Califone’s new Echo Mine was brought to life as others were losing theirs, which imbues the album with a resonance Tim Rutili and his collaborators could not have expected when work began on it a couple of years back.
The 10-song set — whose urgent, lushly melodic title track is premiering exclusively below — was commissioned to accompany Robyn Mineko Williams’ dance piece Echo Mine, which premiered this past Dec. 7 in Chicago. During the course of creation, however, principal dancer Claire Bataille passed away at the end of 2018, and Rutili’s father died a few months later. “All of that stuff was in that song (‘Romans’), lyrically,” Rutili tells Billboard. “I was sort of running with the idea of losing someone. That was something that I demoed at my home studio in L.A. with a drum machine, and I sent a very primitive version of it to (Williams) and she and the dancers responded to it. So I fleshed it out with (bandmates) Ben Massarella and Brian Deck and turned it into what you hear now.”

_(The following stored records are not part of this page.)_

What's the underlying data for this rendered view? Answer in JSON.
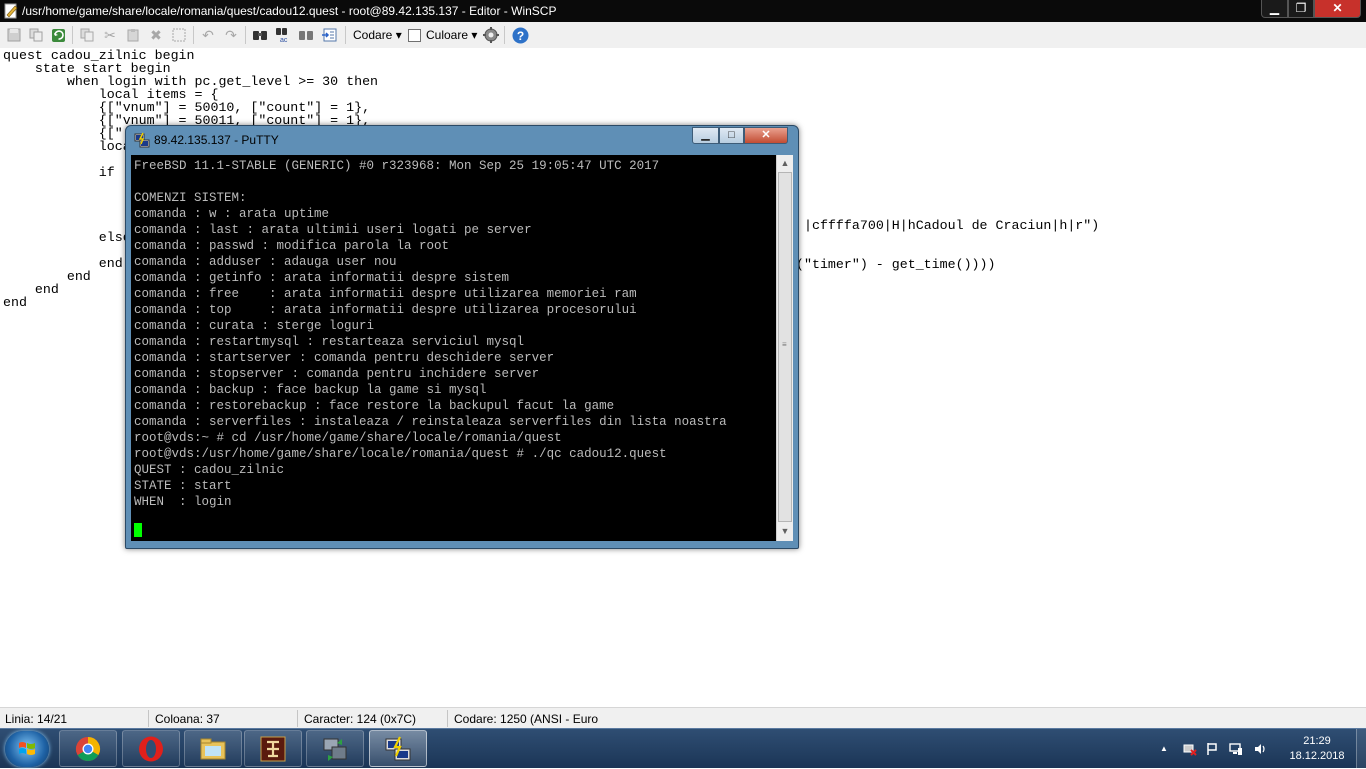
{
  "winscp": {
    "title": "/usr/home/game/share/locale/romania/quest/cadou12.quest - root@89.42.135.137 - Editor - WinSCP",
    "window_buttons": {
      "minimize": "▁",
      "maximize": "❐",
      "close": "✕"
    },
    "toolbar": {
      "encoding_menu": "Codare ▾",
      "color_menu": "Culoare ▾",
      "icons": [
        "save-icon",
        "copy-icon",
        "refresh-icon",
        "copy-icon",
        "cut-icon",
        "paste-icon",
        "delete-icon",
        "select-all-icon",
        "undo-icon",
        "redo-icon",
        "find-icon",
        "replace-icon",
        "find-next-icon",
        "goto-line-icon",
        "settings-icon",
        "help-icon"
      ]
    },
    "editor": {
      "code": "quest cadou_zilnic begin\n    state start begin\n        when login with pc.get_level >= 30 then\n            local items = {\n            {[\"vnum\"] = 50010, [\"count\"] = 1},\n            {[\"vnum\"] = 50011, [\"count\"] = 1},\n            {[\"\n            loca\n\n            if\n\n\n\n\n            else\n\n            end\n        end\n    end\nend",
      "fragment_line_a": "|cffffa700|H|hCadoul de Craciun|h|r\")",
      "fragment_line_b": "(\"timer\") - get_time())))"
    },
    "status": {
      "line": "Linia: 14/21",
      "column": "Coloana: 37",
      "character": "Caracter: 124 (0x7C)",
      "encoding": "Codare: 1250  (ANSI - Euro"
    }
  },
  "putty": {
    "title": "89.42.135.137 - PuTTY",
    "window_buttons": {
      "minimize": "▁",
      "maximize": "□",
      "close": "✕"
    },
    "terminal": "FreeBSD 11.1-STABLE (GENERIC) #0 r323968: Mon Sep 25 19:05:47 UTC 2017\n\nCOMENZI SISTEM:\ncomanda : w : arata uptime\ncomanda : last : arata ultimii useri logati pe server\ncomanda : passwd : modifica parola la root\ncomanda : adduser : adauga user nou\ncomanda : getinfo : arata informatii despre sistem\ncomanda : free    : arata informatii despre utilizarea memoriei ram\ncomanda : top     : arata informatii despre utilizarea procesorului\ncomanda : curata : sterge loguri\ncomanda : restartmysql : restarteaza serviciul mysql\ncomanda : startserver : comanda pentru deschidere server\ncomanda : stopserver : comanda pentru inchidere server\ncomanda : backup : face backup la game si mysql\ncomanda : restorebackup : face restore la backupul facut la game\ncomanda : serverfiles : instaleaza / reinstaleaza serverfiles din lista noastra\nroot@vds:~ # cd /usr/home/game/share/locale/romania/quest\nroot@vds:/usr/home/game/share/locale/romania/quest # ./qc cadou12.quest\nQUEST : cadou_zilnic\nSTATE : start\nWHEN  : login",
    "scroll_up": "▲",
    "scroll_down": "▼",
    "scroll_grip": "≡"
  },
  "taskbar": {
    "apps": [
      "chrome-icon",
      "opera-icon",
      "explorer-icon",
      "game-icon",
      "winscp-icon",
      "putty-icon"
    ],
    "tray_up": "▲",
    "clock_time": "21:29",
    "clock_date": "18.12.2018"
  },
  "colors": {
    "winscp_title_bg": "#0a0a0a",
    "close_red": "#c7312b",
    "putty_frame": "#5f8fb6",
    "terminal_bg": "#000000",
    "terminal_fg": "#bbbbbb",
    "cursor": "#00ff00",
    "taskbar": "#1f3a5e"
  }
}
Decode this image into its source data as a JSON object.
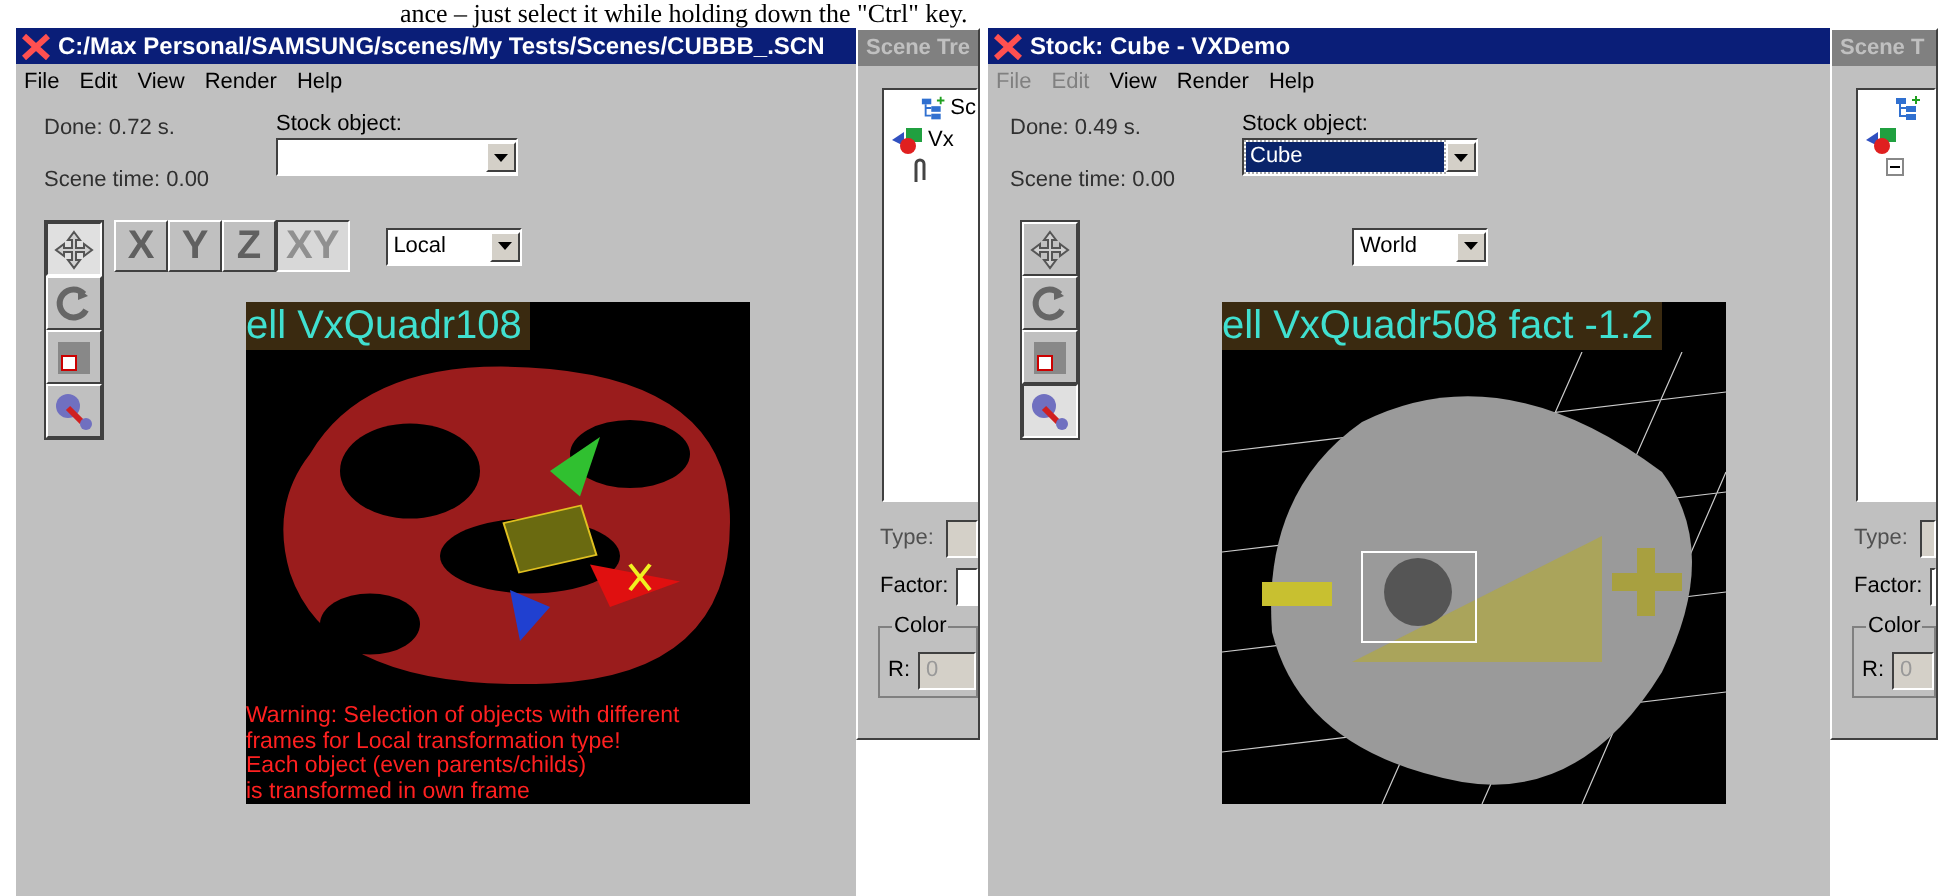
{
  "document_text": "ance – just select it while holding down the \"Ctrl\" key.",
  "windows": [
    {
      "title": "C:/Max Personal/SAMSUNG/scenes/My Tests/Scenes/CUBBB_.SCN",
      "menu": [
        {
          "label": "File",
          "disabled": false
        },
        {
          "label": "Edit",
          "disabled": false
        },
        {
          "label": "View",
          "disabled": false
        },
        {
          "label": "Render",
          "disabled": false
        },
        {
          "label": "Help",
          "disabled": false
        }
      ],
      "done": "Done: 0.72 s.",
      "scene_time": "Scene time: 0.00",
      "stock_label": "Stock object:",
      "stock_focused": false,
      "tools": [
        {
          "kind": "move",
          "selected": true
        },
        {
          "kind": "rotate",
          "selected": false
        },
        {
          "kind": "scale",
          "selected": false
        },
        {
          "kind": "material",
          "selected": false
        }
      ],
      "axis_buttons": [
        {
          "label": "X",
          "selected": false
        },
        {
          "label": "Y",
          "selected": false
        },
        {
          "label": "Z",
          "selected": false
        },
        {
          "label": "XY",
          "selected": true
        }
      ],
      "frame": "Local",
      "viewport": {
        "kind": "torus",
        "caption": "ell VxQuadr108",
        "warning": [
          "Warning: Selection of objects with different",
          "frames for Local transformation type!",
          "Each object (even parents/childs)",
          "is transformed in own frame"
        ]
      },
      "scene_tree": {
        "title": "Scene Tre",
        "items": [
          {
            "kind": "scene",
            "label": "Sc"
          },
          {
            "kind": "object",
            "label": "Vx"
          },
          {
            "kind": "clip"
          }
        ],
        "type_label": "Type:",
        "factor_label": "Factor:",
        "color_label": "Color",
        "r_label": "R:",
        "r_value": "0"
      }
    },
    {
      "title": "Stock: Cube - VXDemo",
      "menu": [
        {
          "label": "File",
          "disabled": true
        },
        {
          "label": "Edit",
          "disabled": true
        },
        {
          "label": "View",
          "disabled": false
        },
        {
          "label": "Render",
          "disabled": false
        },
        {
          "label": "Help",
          "disabled": false
        }
      ],
      "done": "Done: 0.49 s.",
      "scene_time": "Scene time: 0.00",
      "stock_label": "Stock object:",
      "stock_value": "Cube",
      "stock_focused": true,
      "tools": [
        {
          "kind": "move",
          "selected": false
        },
        {
          "kind": "rotate",
          "selected": false
        },
        {
          "kind": "scale",
          "selected": false
        },
        {
          "kind": "material",
          "selected": true
        }
      ],
      "frame": "World",
      "viewport": {
        "kind": "cube",
        "caption": "ell VxQuadr508  fact -1.2"
      },
      "scene_tree": {
        "title": "Scene T",
        "items": [
          {
            "kind": "scene"
          },
          {
            "kind": "object"
          },
          {
            "kind": "branch"
          }
        ],
        "type_label": "Type:",
        "factor_label": "Factor:",
        "color_label": "Color",
        "r_label": "R:",
        "r_value": "0"
      }
    }
  ]
}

Rutili says that working on Echo Mine — out Feb. 21 and Califone’s first album since Stitches in 2013 — “was more like scoring a novel than making an album,” and a true collaboration with Williams and her company. “Robyn was sending me videos and I was sending her pieces of music over the course of a year and a half. We would watch the videos and react to them and come up with a feel or a rhythm or a change or an accent. Then we’d send it back to them and it would change what they were doing with the dancing and it would go back and forth like that.
“It could be never-ending, but we kind of felt when we were done. The whole process was really enjoyable and interesting — and deeply felt from everybody.”
Rutili attended the Echo Mine premiere and was impressed. “It was gorgeous and beautiful, and it seemed like people were moved by the whole thing,” he says. He’s hoping to create a version of the piece with the band performing, and in the meantime he’s working on more Califone music. “I’m just trying to get some songs down and done and see what’s good and what’s not,” he says. “We’re at the very beginning stages of making a record, but I’m not putting a schedule on us or anything like that.”